(MORE: NBA Lockout And The Economy: An Overstated Impact)

Throughout these negotiations, the players had little real leverage. The window in which professional athletes can earn their millions is short. Bodies are aging during every missed game, every missed paycheck. The players did seem to pick up a bit of leverage, however, after they decertified as a union on Nov. 15, and filed anti-trust lawsuits against the league that could have cost the NBA $6 billion in damages. The NBA would never publicly admit this union tactic scared them. But we know that before the suit, NBA commissioner David Stern was insisting that if the players did not take the 50-50 revenue-split offer on the table, it would never return, and that the owners would not be willing to accept more 47% of basketball-related income going to the players. In the end, the players received more than 47%.

So if you’re an NBA player, you have to be asking yourself: what took us so long to decertify? By filing the lawsuits in November, the players gave up some leverage, since the NBA knew that if the players were serious about seeing them through the courts, they were serious about giving up the season: these suits can take months to snake through the system. The NBA doubted, for good reason, that the players were willing to sacrifice an entire season to save a few percentage points in BRI. If the union had decertified as soon as the agreement expired in July – like the NFL union did when its collective bargaining agreement expired earlier this year – part of a lawsuit could have been adjudicated. A ruling in the players’ favor could have forced the NBA’s hand a bit more. Worst case, if the suit is not successful, and you end up in the same place you are now.

Luckily, such Monday-morning quarterbacking of the negotiation strategies will last about a day or two.

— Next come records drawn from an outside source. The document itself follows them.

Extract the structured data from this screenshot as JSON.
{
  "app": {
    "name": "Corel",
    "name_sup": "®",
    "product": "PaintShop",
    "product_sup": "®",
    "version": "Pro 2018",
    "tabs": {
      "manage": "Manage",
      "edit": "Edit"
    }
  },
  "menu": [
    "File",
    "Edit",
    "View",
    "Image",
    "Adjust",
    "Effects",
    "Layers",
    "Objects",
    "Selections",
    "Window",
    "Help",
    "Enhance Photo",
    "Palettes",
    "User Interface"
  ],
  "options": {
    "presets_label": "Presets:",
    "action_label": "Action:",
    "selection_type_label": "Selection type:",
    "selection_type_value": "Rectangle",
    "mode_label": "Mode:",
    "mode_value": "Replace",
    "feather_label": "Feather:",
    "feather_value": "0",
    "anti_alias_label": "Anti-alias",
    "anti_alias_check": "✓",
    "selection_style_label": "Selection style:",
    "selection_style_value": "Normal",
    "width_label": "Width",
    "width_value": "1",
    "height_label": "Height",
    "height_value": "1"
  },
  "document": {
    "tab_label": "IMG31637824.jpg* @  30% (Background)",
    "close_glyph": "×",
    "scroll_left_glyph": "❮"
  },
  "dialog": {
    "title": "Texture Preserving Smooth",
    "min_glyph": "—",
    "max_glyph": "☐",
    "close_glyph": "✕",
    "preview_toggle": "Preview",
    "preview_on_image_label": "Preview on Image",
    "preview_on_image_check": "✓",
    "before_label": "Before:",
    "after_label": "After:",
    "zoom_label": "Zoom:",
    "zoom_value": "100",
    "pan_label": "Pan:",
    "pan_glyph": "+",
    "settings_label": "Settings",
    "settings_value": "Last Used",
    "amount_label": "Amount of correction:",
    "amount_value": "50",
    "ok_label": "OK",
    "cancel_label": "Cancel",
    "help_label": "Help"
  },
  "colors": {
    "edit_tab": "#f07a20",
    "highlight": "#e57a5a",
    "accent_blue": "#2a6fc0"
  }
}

People just want to see basketball. And according to Twitter, the players just want to take the floor. If this is true I am Bouta go wake my mom n grandma up and put on a suit and thunder hat and cry!” the NBA’s leading scorer, Kevin Durant of the Oklahoma City Thunder, tweeted. “Please be tru”

Sure is. See you at tipoff.

MORE: The Lasting Damage of the NBA Lockout